The elements of holographic memory release techniques reside in the energy distribution points located within the connective tissue system. Also known as touch points, they are similar in concept to acupuncture meridians. These communication centers form a network of channels that process and retain past memories and experiences. In effect, the body becomes encoded with electromagnetic charges on a cellular level, particularly during times of stress or trauma. These negative charges are translated through a form of self-hypnosis, and may later emerge as the root cause of disease.

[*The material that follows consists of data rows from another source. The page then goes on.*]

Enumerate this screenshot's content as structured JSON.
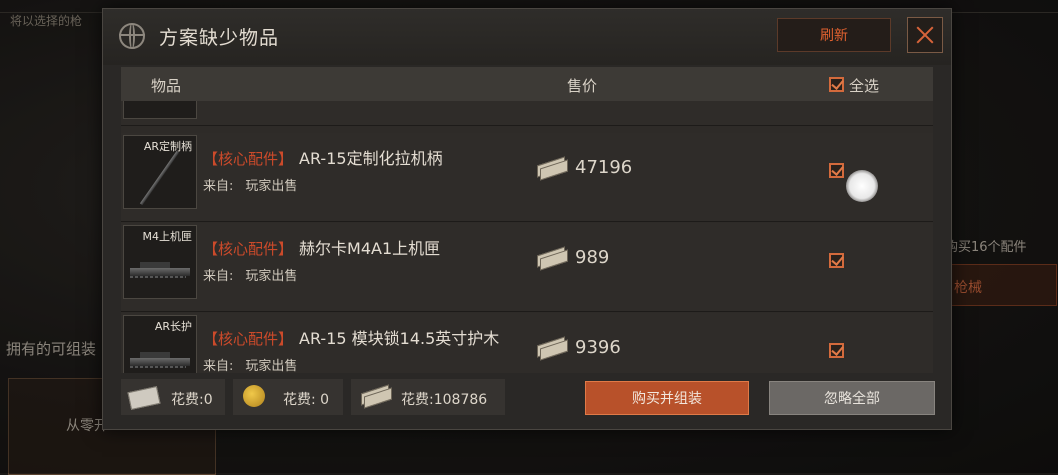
{
  "background": {
    "hint_text": "将以选择的枪",
    "owned_title": "拥有的可组装",
    "from_scratch_label": "从零开",
    "buy_parts_text": "购买16个配件",
    "gun_button_label": "枪械"
  },
  "dialog": {
    "title": "方案缺少物品",
    "refresh_label": "刷新",
    "columns": {
      "item": "物品",
      "price": "售价",
      "select_all": "全选"
    },
    "items": [
      {
        "thumb_label": "AR定制柄",
        "tag": "【核心配件】",
        "name": "AR-15定制化拉机柄",
        "from_label": "来自:",
        "source": "玩家出售",
        "price": "47196",
        "checked": true
      },
      {
        "thumb_label": "M4上机匣",
        "tag": "【核心配件】",
        "name": "赫尔卡M4A1上机匣",
        "from_label": "来自:",
        "source": "玩家出售",
        "price": "989",
        "checked": true
      },
      {
        "thumb_label": "AR长护",
        "tag": "【核心配件】",
        "name": "AR-15 模块锁14.5英寸护木",
        "from_label": "来自:",
        "source": "玩家出售",
        "price": "9396",
        "checked": true
      }
    ],
    "footer": {
      "cost_ticket": "花费:0",
      "cost_coin": "花费: 0",
      "cost_cash": "花费:108786",
      "buy_label": "购买并组装",
      "ignore_label": "忽略全部"
    }
  },
  "colors": {
    "accent": "#d7643a",
    "tag_red": "#cc4a2a",
    "buy_button": "#b8512a"
  }
}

The framework of holographic memory release is based on several other mind-body modalities, including classical homeopathy, hypnotherapy, shiatsu, acupressure and chiropractic models. It also embraces the Oschman holographic connective tissue communication model, which maintains that the information needed for self-healing may be accessed by navigating the piezoelectric qualities of connective tissue to stimulate memory release. Further, holographic memory release endeavors to restructure stored memories, rendering them neutral.

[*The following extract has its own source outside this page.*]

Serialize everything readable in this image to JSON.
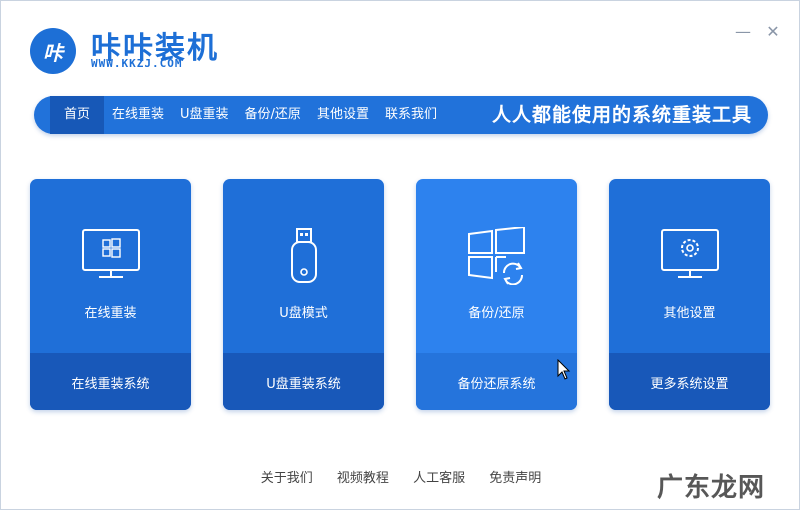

Holographic memory release is geared toward assisting those who experience physical manifestations from emotionally traumatic or stressful events. In other words, conditions that are not memory-related are not affected. Instead, holographic memory release addresses physiological symptoms triggered by past memories. This includes behavioral issues that are bound to past memories as well, such as smoking, compulsive eating, etc. However, holographic memory release does not replace addiction therapy and counseling.
Unlike some memory-related therapies, holographic memory release does not necessitate actually reliving past events and experiences. Since HMR theory holds that holographic memories are subconsciously formed in an instant, releasing them corresponds to the same length of time. While recognition of the memory in a conscious state of mind is often encouraged, exploration of past trauma is not intended to linger. In fact, holographic memory release is a process that should only last minutes or hours, not an extended period of time.
The goal of holographic memory release is to empower the person being treated to yield permission to self-heal. The HMR practitioner serves as the facilitator to this process, guiding the person on a conscious tour of the subconscious mind and innate body wisdom. However, teamwork between practitioner and client is key. In fact, the client is free to identify the imprints requiring release and the appropriate order in which to address them.